According to polling by CNN, George W. Bush was viewed favorably by only 33% of Americans when he left office in 2009.  As of a new poll in January, 2018, his favorability rating is now 61%.


*******************************************************

Here is the complete SaturData chart with accompanying methodology explanations:

SaturData Review
Jan 2017   Post-Inaug.
Wk ending   Mar 10
Wk ending   Mar 17
Change vs. Last Wk
Change vs. Jan 2017
Trump Approval
48%
41%
42%
+1 pp
-6 pp
Trump Disapproval
44%
54%
54%
+0 pp
-10 pp
Trump Net Approval
+4 pp
-13 pp
-12 pp
+1 pp
-16 pp






Generic Ballot
D + 6
D + 7
D + 7
+0 pp
+1 pp






Trumpometer
0%
+13%
+13%
+0 pp
+13 pp
Unemployment Rate
4.7
4.1
4.1
0%
13%
Consumer Confidence
114
131
131
0%
15%
Price of Gas
2.44
2.68
2.68
0%
-10%
Dow-Jones
19,732
25,336
24,978
-1%
27%
Most recent GDP
2.1
2.5
2.5
0%
19%

Methodology notes:

BTRTN calculates our weekly approval ratings using an average of the four pollsters who conduct daily or weekly approval rating polls: Gallup Rasmussen, Reuters/Ipsos and You Gov/Economist. This provides consistent and accurate trending information and does not muddy the waters by including infrequent pollsters.  The outcome tends to mirror the RCP average but, we believe, our method gives more precise trending.

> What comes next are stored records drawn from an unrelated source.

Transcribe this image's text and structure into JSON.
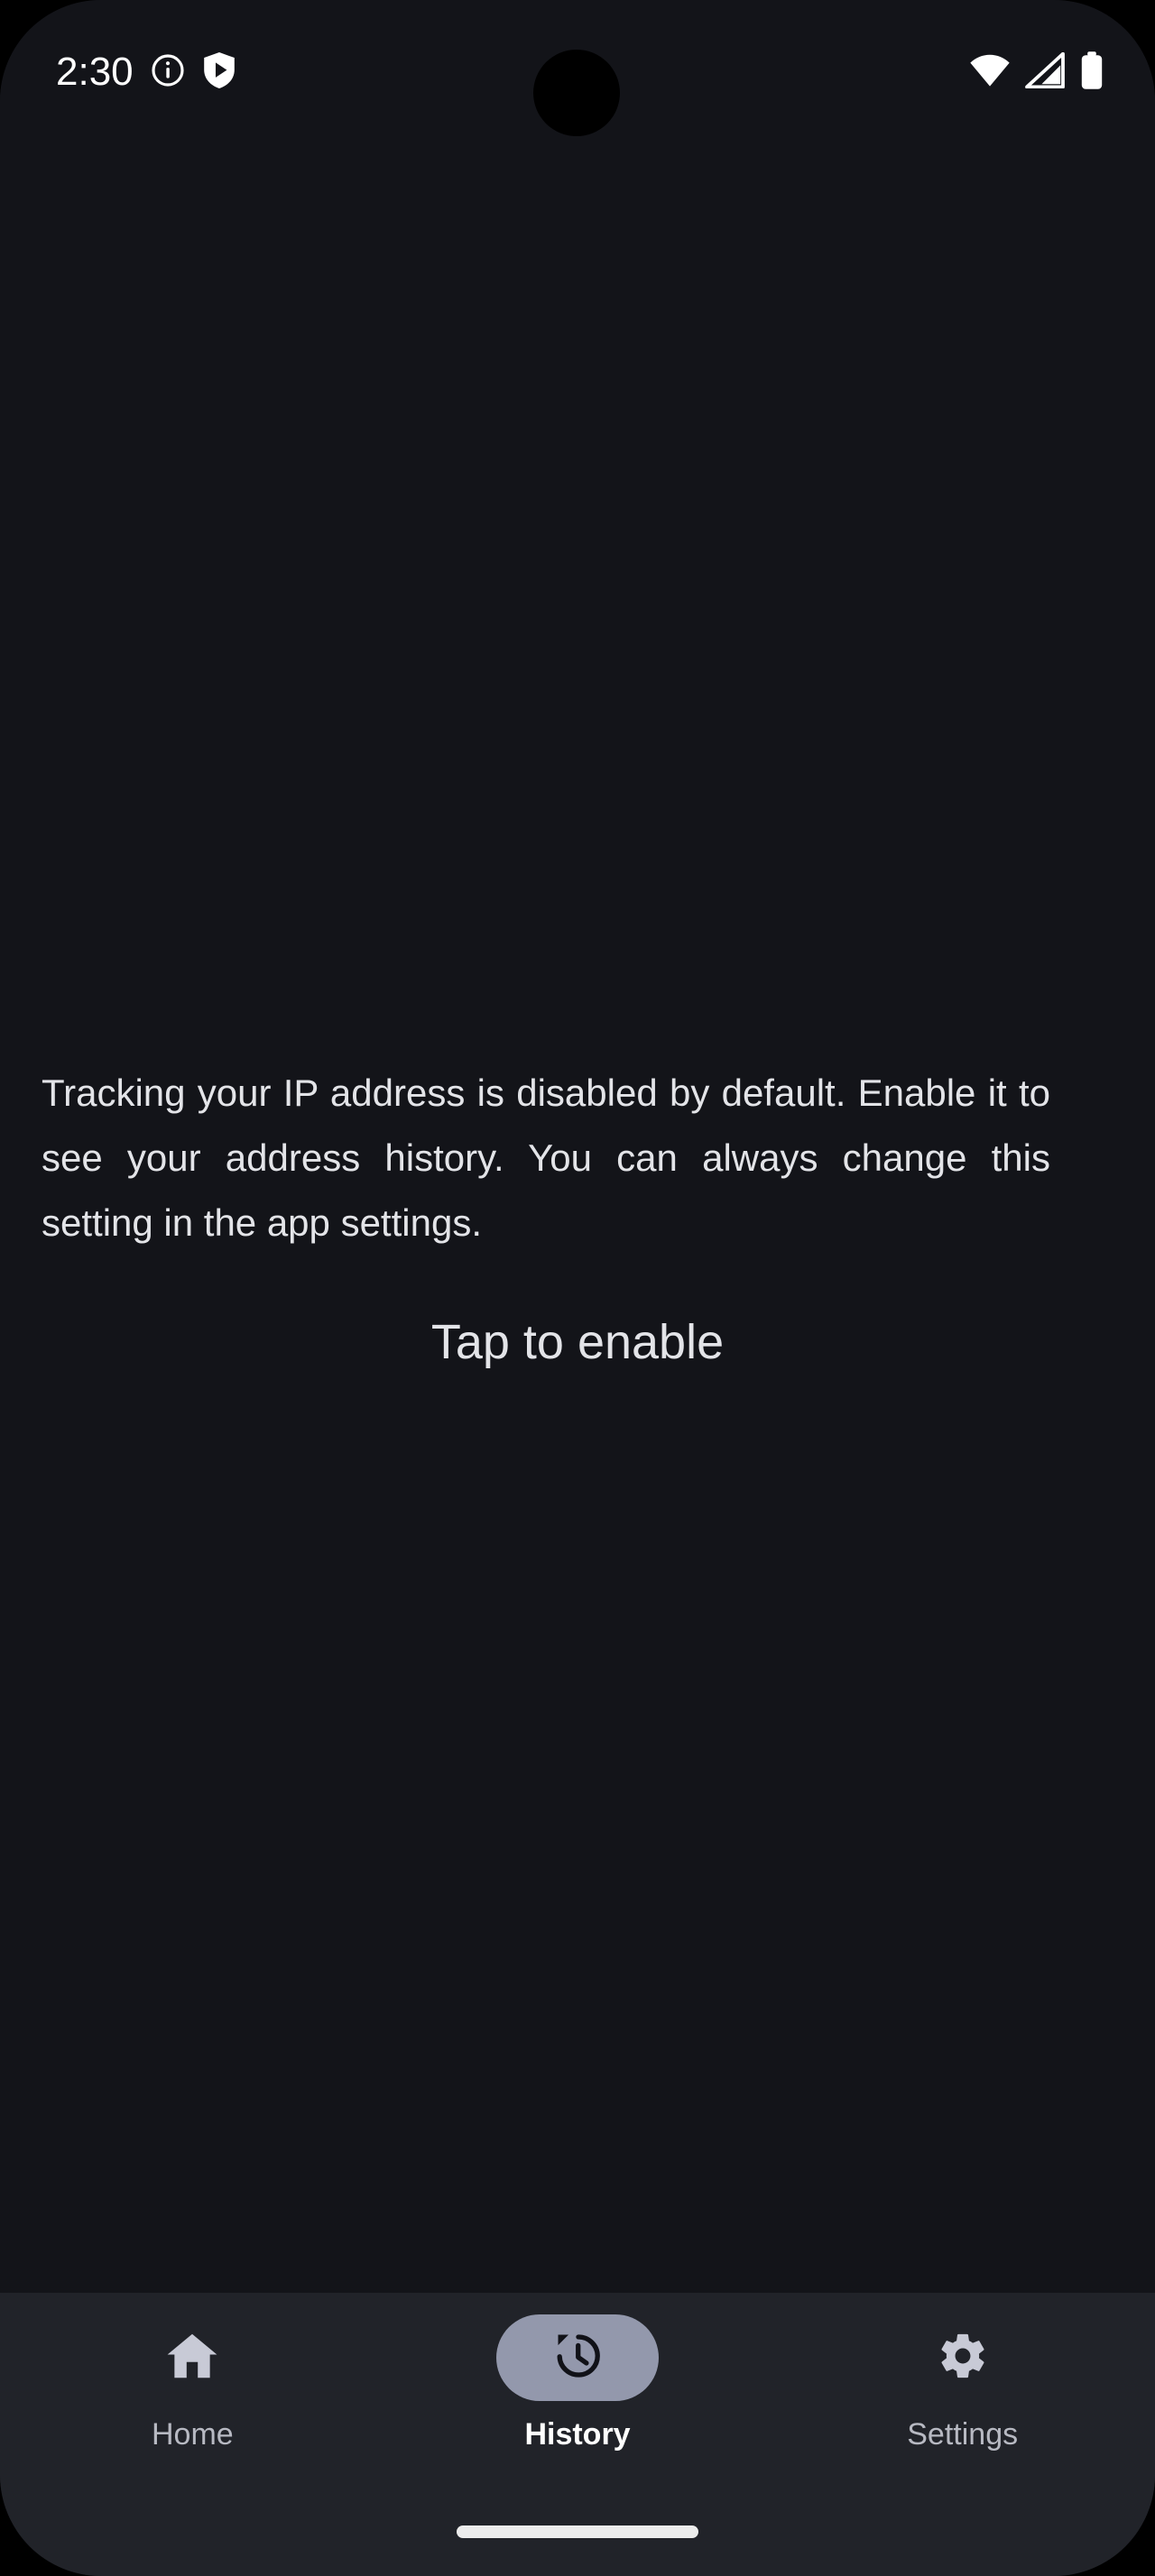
{
  "status_bar": {
    "clock": "2:30",
    "left_icons": [
      {
        "name": "info-icon",
        "glyph": "info-circle"
      },
      {
        "name": "play-protect-shield-icon",
        "glyph": "shield-play"
      }
    ],
    "right_icons": [
      {
        "name": "wifi-icon",
        "glyph": "wifi-full"
      },
      {
        "name": "cellular-signal-icon",
        "glyph": "signal-triangle"
      },
      {
        "name": "battery-icon",
        "glyph": "battery-full"
      }
    ]
  },
  "screen": {
    "title": "History",
    "empty_state": {
      "message": "Tracking your IP address is disabled by default. Enable it to see your address history. You can always change this setting in the app settings.",
      "action_label": "Tap to enable"
    }
  },
  "bottom_nav": {
    "active_index": 1,
    "items": [
      {
        "label": "Home",
        "icon": "home-icon",
        "active": false
      },
      {
        "label": "History",
        "icon": "history-clock-icon",
        "active": true
      },
      {
        "label": "Settings",
        "icon": "gear-icon",
        "active": false
      }
    ]
  },
  "colors": {
    "screen_background": "#131419",
    "nav_background": "#212329",
    "active_pill": "#9398AC",
    "active_label": "#FFFFFF",
    "inactive_icon": "#C8CAD6",
    "inactive_label": "#B7B9C2",
    "body_text": "#E3E4E8",
    "home_indicator": "#ECECEC"
  }
}
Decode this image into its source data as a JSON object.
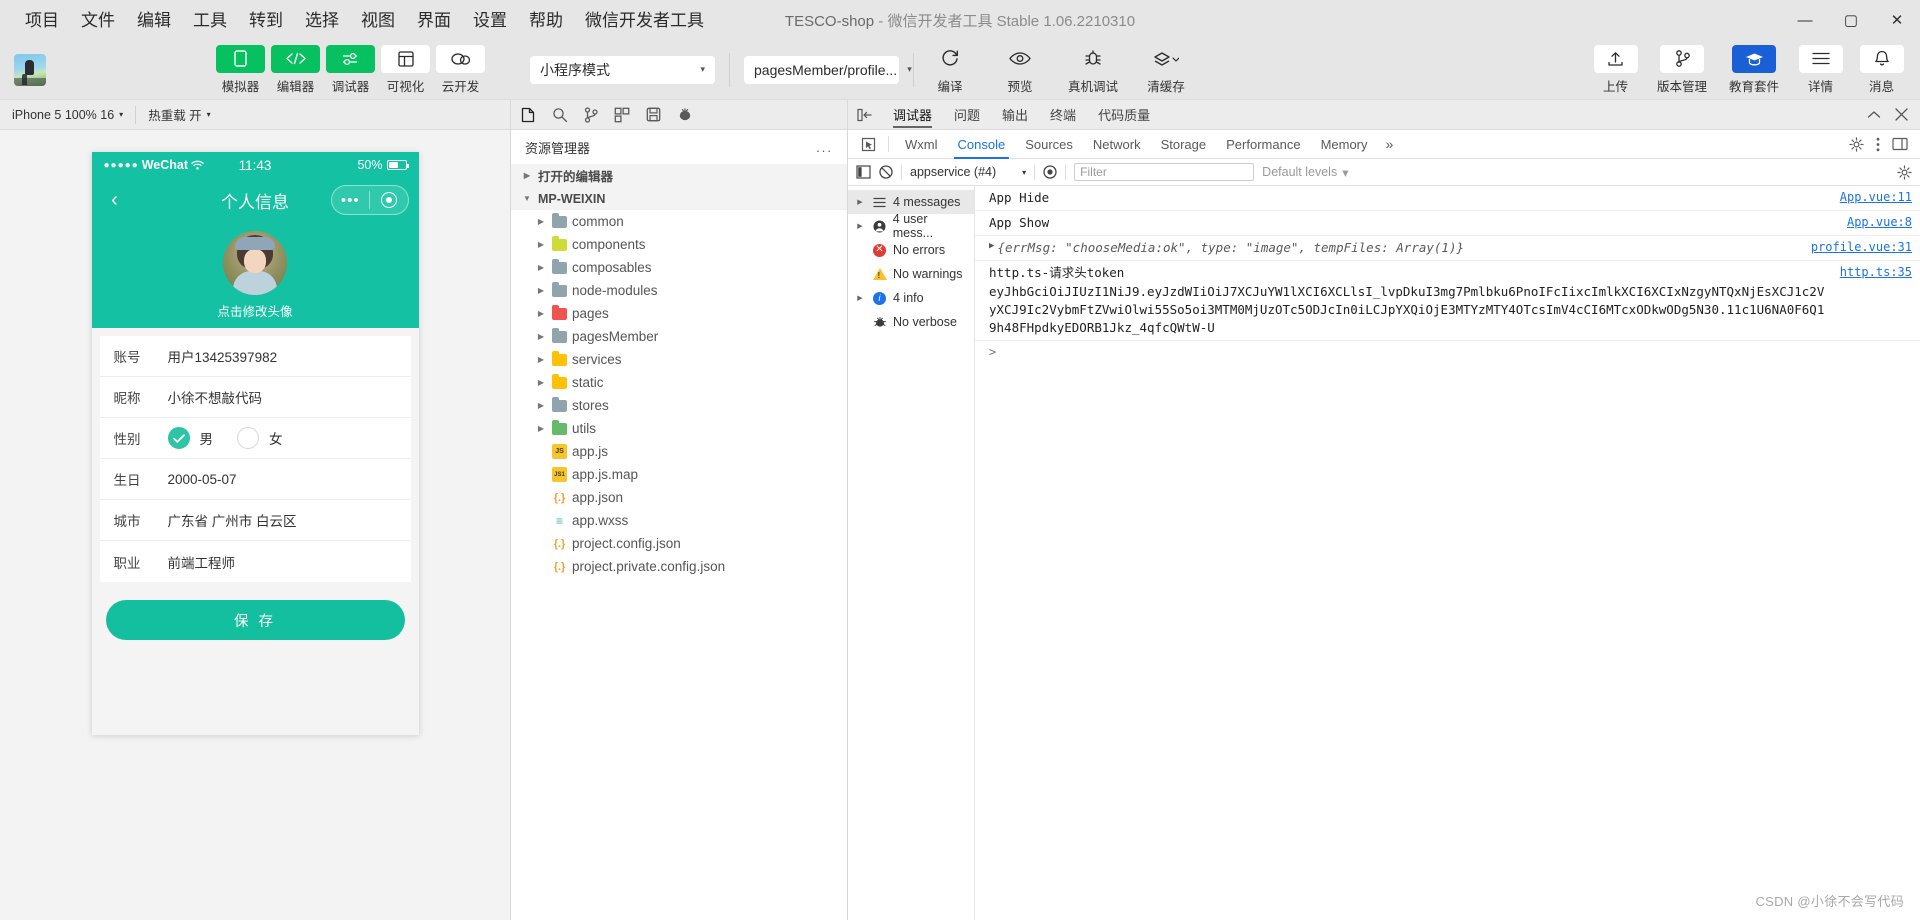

For the generic ballot, we take an average of the only two pollsters who conduct weekly generic ballot polls, Reuters/Ipsos and You Gov/Economist, again for trending consistency.

The Trumpometer aggregates a set of economic indicators and compares the resulting index to that same set of aggregated indicators at the time of the Trump Inaugural on January 20, 2017. The basic idea is to demonstrate whether the country is better off economically now versus when Trump took office.
The indicators are the unemployment rate, the Dow-Jones Industrial Average, the Consumer Confidence Index, the price of gasoline, and the GDP.


3 comments:

  1. Trump is the best thing since Lincoln to happen to America. Only the commie left is upset, since he has dismantled many of there schemes. People need to watch a video called Agenda, it's on Prime TV it shows what is happening to America and few see it.

    ReplyDelete
    Replies
    1. Trump is not the best thing to happen to anything, anywhere, anyhow; the man is a total irresponsible failure, and the people he promotes are likewise wisdom-deprived. He's a Hill-Billy, and any complimentary term applied to him would be a total misnomer. He's determined to replay the Big Bang, knowing or caring nothing about it. He and all of his blind followers could use a Holiday On ICE.

      Delete
  2. Definitely imagine that that you stated. Your favourite reason seemed to be on the internet
    the easiest thing to remember of. I say to you,
    I certainly get irked even as people consider worries that they plainly don't
    realize about. You managed to hit the nail upon the top as
    neatly as defined out the whole thing without having side effect , people could take a signal.
    Will probably be back to get more. Thank you

    ReplyDelete

Leave a comment